### [Exercise requirements]
Look through the entries for the string "method" and copy every line where it shows up.

(App and web page records)
BEGIN
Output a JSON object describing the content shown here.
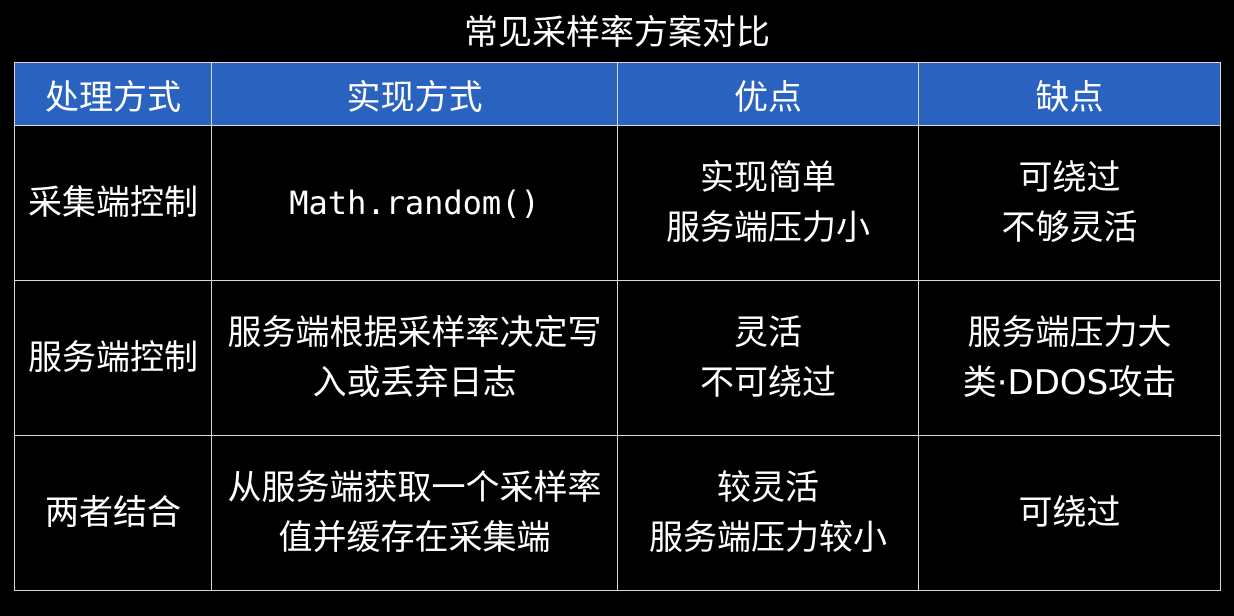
{
  "title": "常见采样率方案对比",
  "table": {
    "headers": [
      "处理方式",
      "实现方式",
      "优点",
      "缺点"
    ],
    "rows": [
      {
        "method": "采集端控制",
        "implementation": [
          "Math.random()"
        ],
        "pros": [
          "实现简单",
          "服务端压力小"
        ],
        "cons": [
          "可绕过",
          "不够灵活"
        ]
      },
      {
        "method": "服务端控制",
        "implementation": [
          "服务端根据采样率决定写",
          "入或丢弃日志"
        ],
        "pros": [
          "灵活",
          "不可绕过"
        ],
        "cons": [
          "服务端压力大",
          "类·DDOS攻击"
        ]
      },
      {
        "method": "两者结合",
        "implementation": [
          "从服务端获取一个采样率",
          "值并缓存在采集端"
        ],
        "pros": [
          "较灵活",
          "服务端压力较小"
        ],
        "cons": [
          "可绕过"
        ]
      }
    ]
  },
  "colors": {
    "background": "#000000",
    "header_bg": "#2a62c0",
    "grid": "#d9d9d9",
    "text": "#ffffff"
  }
}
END
### [Task answer]
        "method": "采集端控制",
        "method": "服务端控制",
        "method": "两者结合",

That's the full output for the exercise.